The MK2 Volkswagen Golf went on sale in the UK at the start of 1984. The first British built Peugeot car - a 309 - rolled off the Ryton-on-Dunsmore production line at the end of 1985. Subsequently, the Talbot marque was phased out. Other foreign small family cars to succeed during the 1980s included the Toyota Corolla, Honda Civic, Mazda 323, and Nissan Sunny. 1988 saw the arrival of the Fiat Tipo and Renault 19.

1990s[edit]

Ford began the 1990s by replacing its 10-year-old Escort (and the Orion saloon version) with an all-new model. The Escort was Britain's best selling small family car throughout the decade.[citation needed] Its eventual successor - the Focus - went on sale in September 1998. Vauxhall rejuvenated its Astra with the launch of an all-new model in October 1991, and in early 1998 with a new version. The 200 Series was launched during the autumn of 1989, and its successor was launched in 1995. Later, a facelift transformed it into the Rover 25 and re-positioned as a supermini.

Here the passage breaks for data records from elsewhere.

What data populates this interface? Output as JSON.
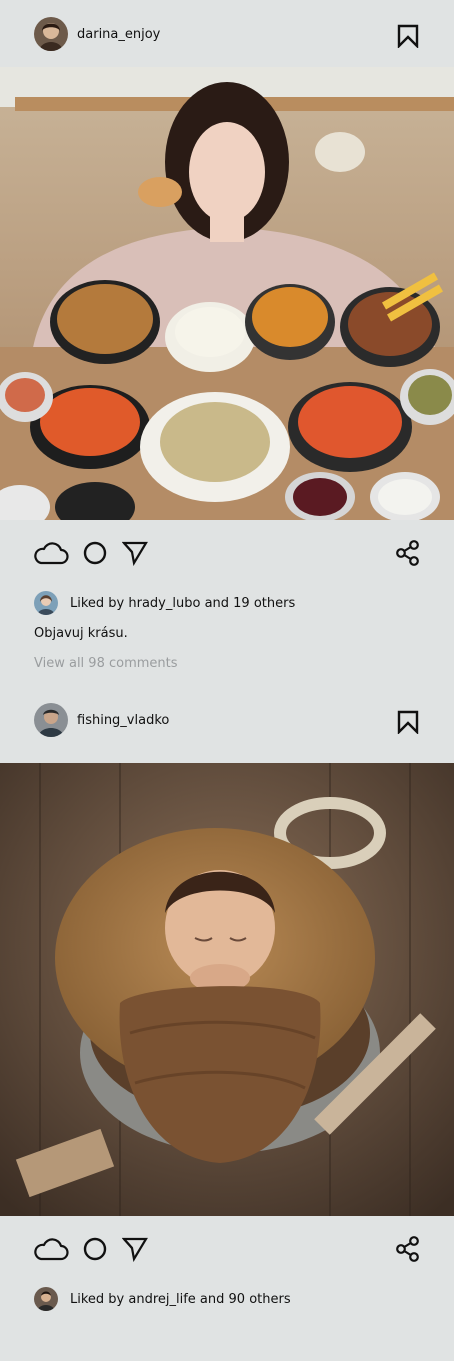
{
  "posts": [
    {
      "username": "darina_enjoy",
      "likes_text": "Liked by hrady_lubo and 19 others",
      "caption": "Objavuj krásu.",
      "comments_link": "View all 98 comments"
    },
    {
      "username": "fishing_vladko",
      "likes_text": "Liked by andrej_life and 90 others"
    }
  ],
  "icons": {
    "like": "cloud-icon",
    "comment": "circle-icon",
    "send": "send-icon",
    "share": "share-icon",
    "save": "bookmark-icon"
  },
  "colors": {
    "background": "#e0e3e3",
    "muted_text": "#9a9d9f"
  }
}
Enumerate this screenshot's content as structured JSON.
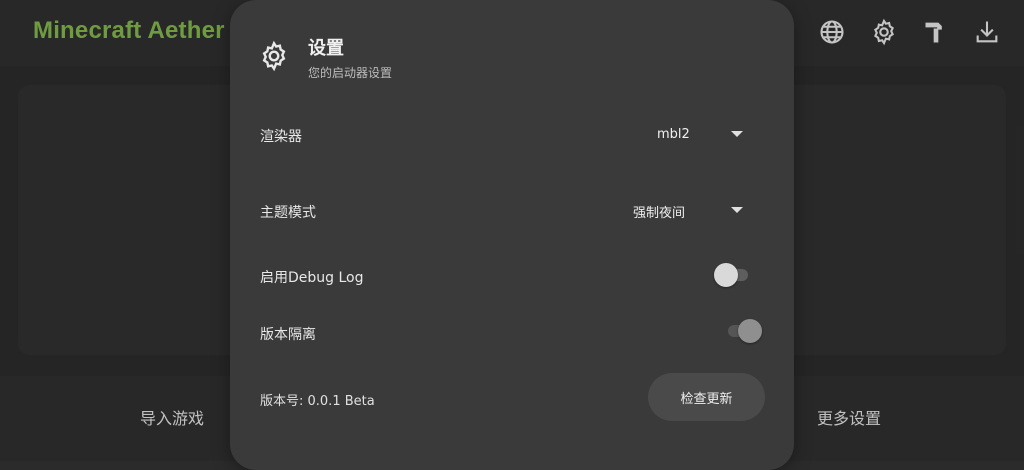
{
  "app": {
    "title": "Minecraft Aether L"
  },
  "bottom_nav": {
    "import_label": "导入游戏",
    "more_label": "更多设置"
  },
  "dialog": {
    "title": "设置",
    "subtitle": "您的启动器设置",
    "renderer": {
      "label": "渲染器",
      "value": "mbl2"
    },
    "theme": {
      "label": "主题模式",
      "value": "强制夜间"
    },
    "debug_log": {
      "label": "启用Debug Log",
      "enabled": false
    },
    "version_isolation": {
      "label": "版本隔离",
      "enabled": true
    },
    "version": {
      "text": "版本号: 0.0.1 Beta"
    },
    "check_update_label": "检查更新"
  },
  "colors": {
    "title_green": "#7fb24a",
    "dialog_bg": "#3a3a3a",
    "button_bg": "#4a4a4a",
    "switch_off_thumb": "#d9d9d9",
    "switch_on_thumb": "#8f8f8f"
  }
}
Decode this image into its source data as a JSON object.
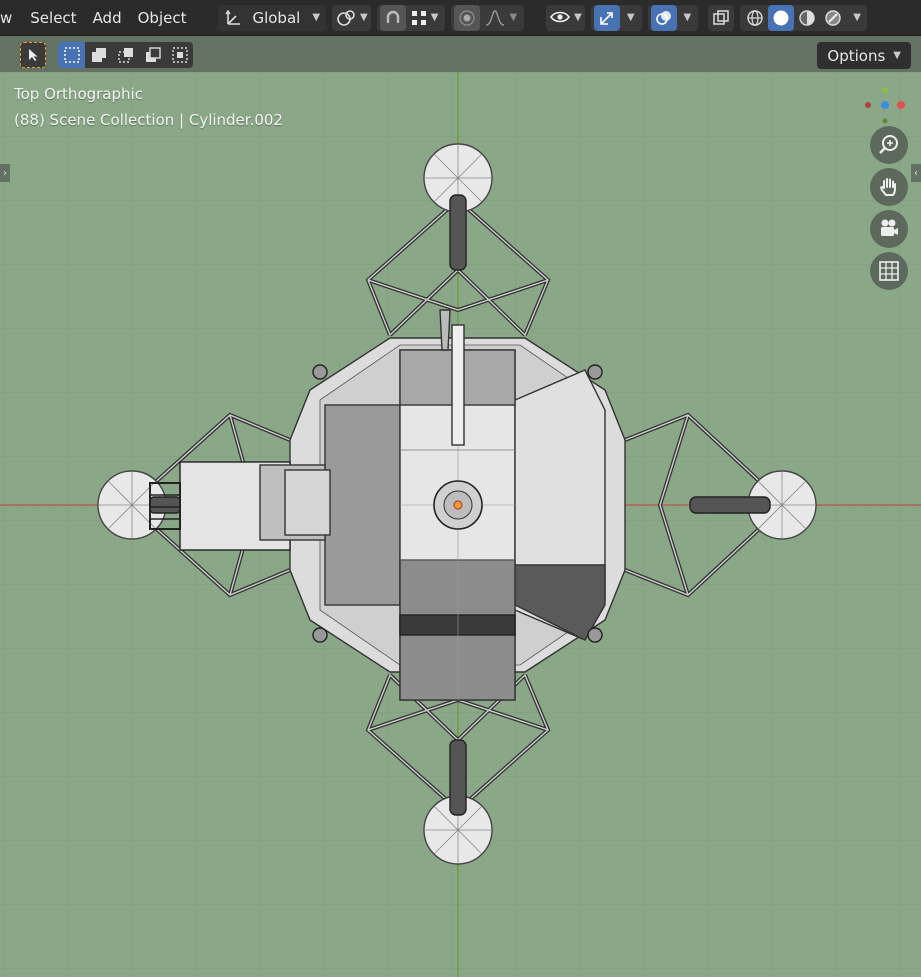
{
  "menu": {
    "view_partial": "w",
    "select": "Select",
    "add": "Add",
    "object": "Object"
  },
  "header": {
    "transform_orientation": "Global",
    "icons": [
      "transform-orientation-icon",
      "pivot-icon",
      "snap-icon",
      "snap-grid-icon",
      "proportional-edit-icon",
      "falloff-icon",
      "visibility-icon",
      "gizmo-icon",
      "overlay-icon",
      "xray-icon",
      "wireframe-shading-icon",
      "solid-shading-icon",
      "material-shading-icon",
      "rendered-shading-icon"
    ]
  },
  "toolbar": {
    "options_label": "Options"
  },
  "viewport": {
    "view_name": "Top Orthographic",
    "collection_info": "(88) Scene Collection | Cylinder.002",
    "background_color": "#8aa888",
    "axis_x_color": "#c0504d",
    "axis_y_color": "#6a9a3a"
  },
  "navigation": [
    "zoom-icon",
    "pan-hand-icon",
    "camera-icon",
    "grid-ortho-icon"
  ]
}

As well as the Volkswagen Golf (which entered its third incarnation in 1991 and its fourth in 1997). The Pininfarina styled 1993 Peugeot 306 was built in England at Ryton near Coventry. The Megane replaced the Renault 19 in 1996. Other foreign brands included the Citroën ZX, its successor the Xsara, the Fiat Brava/Fiat Bravo, the Nissan Almera, as well as the latest incarnations of the long-running Honda Civic, Toyota Corolla, and Mazda 323.

2000s[edit]

The Renault Megane II was launched in November 2002. The Volkswagen Golf entered its fifth incarnation at the beginning of 2004. The Vauxhall Astra entered with an all-new fifth generation model in March 2004. The Ford Focus second generation model was launched in December 2004. Other offerings in the small family car sector included the Peugeot 308, Fiat Bravo, Hyundai Elantra/i30, Škoda Octavia, Dacia Logan, Toyota Auris, Volkswagen Jetta, Citroën C4, and Mazda 3.

See also[edit]

References[edit]

  1. ^ "REGULATION (EEC) No 4064/89 - MERGER PROCEDURE". Office for Official Publications of the European Communities L-2985 Luxembourg. 
  2. ^ "USA 7 months 2012: Discover all 273 best-selling models!". Best Selling Cars. 
  3. ^ McCarthy, Tom (2007). Auto Mania: Cars, Consumers, and the Environment. Yale University Press. p. 144. ISBN 978-0-300-11038-8. 
  4. ^ Ward's automotive yearbook 22. Detroit: Ward's Communications. 1960. p. 92. 
  5. ^ Lewin, Tony; Borroff, Ryan; Callum, Ian (2010). How to Design Cars Like a Pro. Motorbooks. p. 185. 
  6. ^ Copping, Richard (2006). VW Golf: Five Generations of Fun: The Full Story of the Volkswagen Golf. Veloce Publishing. p. 17. 
  7. ^ "Europe Full Year 2011: Top 318 All models ranking now available!". Automotive News. 
  8. ^ "Japan July 2012: New gen pushes Toyota Corolla to 2-year high". JADA - Japan Automobile Dealers Association. 
  9. ^ "Road Vehicle Act of 1951" (in Japanese). Law.e-gov.go.jp. Retrieved 2012-08-18. 
  10. ^ "UK July 2012: Mercedes C-Class hits highest ranking ever". Society of Motor Manufacturers and Traders (SMMT). 

External links[edit]